Special Offer: Unlimited Matched Cash Back. Use your card for all your purchases and at the end of your first year, Chase will automatically match all the cash back you earned! There is no limit to how much you can earn. Every dollar in cash back rewards you earn is a dollar Chase will match.
0% for the first 15 months from account opening on purchases and balance transfers
20.49% - 29.24% variable
Balance transfer fee
Intro fee of either $5 or 3% of the amount of each transfer, whichever is greater, on transfers made within 60 days of account opening. After that, either $5 or 5% of the amount of each transfer, whichever is greater.
Foreign transaction fee
Member FDIC. Terms apply.
Read our Chase Freedom Unlimited® review.
Another 0% APR card you might opt for is the Blue Cash Everyday® Card from American Express. You can earn 3% cash back at U.S. gas stations, (on up to $6,000 in purchases per year, then 1%) as well as a grocery benefit where you'll get 3% cash back at U.S. supermarkets on up to $6,000 per year, then 1% thereafter.
3% cash back at U.S. supermarkets on up to $6,000 per year in purchases, then 1%, 3% cash back at U.S. gas stations, up to $6,000 per year, then 1%, 3% cash back on U.S. online retail purchases, on up to $6,000 per year, then 1%. Cash back is received in the form of Reward Dollars that can be easily redeemed for statement credits.
Earn a $200 statement credit after you spend $2,000 in purchases on your new Card within the first 6 months.
0% intro APR for 15 months on purchases and balance transfers, from the date of account opening
19.24% - 29.99% variable
Balance transfer fee
Either $5 or 3% of the amount of each transfer, whichever is greater.
Foreign transaction fee
See rates and fees, terms apply.

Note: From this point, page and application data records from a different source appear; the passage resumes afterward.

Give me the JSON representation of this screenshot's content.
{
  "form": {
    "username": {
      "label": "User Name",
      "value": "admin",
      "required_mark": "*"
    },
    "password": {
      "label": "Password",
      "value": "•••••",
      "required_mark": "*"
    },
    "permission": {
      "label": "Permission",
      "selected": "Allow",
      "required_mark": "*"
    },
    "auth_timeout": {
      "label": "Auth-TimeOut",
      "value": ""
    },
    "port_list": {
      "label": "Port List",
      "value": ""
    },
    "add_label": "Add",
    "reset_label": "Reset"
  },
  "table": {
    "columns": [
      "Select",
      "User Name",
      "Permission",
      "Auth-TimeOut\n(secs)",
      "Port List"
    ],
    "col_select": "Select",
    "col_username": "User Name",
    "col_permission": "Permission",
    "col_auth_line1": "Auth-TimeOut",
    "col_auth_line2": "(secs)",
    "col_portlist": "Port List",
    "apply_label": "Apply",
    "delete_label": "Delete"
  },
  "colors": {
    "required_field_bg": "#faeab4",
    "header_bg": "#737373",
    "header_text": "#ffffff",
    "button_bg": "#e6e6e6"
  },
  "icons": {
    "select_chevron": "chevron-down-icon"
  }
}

Renting an apartment for the first time can be a costly endeavor. You'll have to know how much of your annual income you can spend on rent, how much your upfront costs will be to secure housing and how you'll pay for new furniture.
There are no hard and fast rules about how much you should be spending on rent, but know that the more money you budget for housing, the less you'll have available for other living expenses, investing and saving.
Purchasing furniture is another costly expense, but using a 0% APR credit card is a great option for people who need a longer period of time to pay off their balance.
For rates and fees for the Blue Cash Everyday® Card from American Express, click here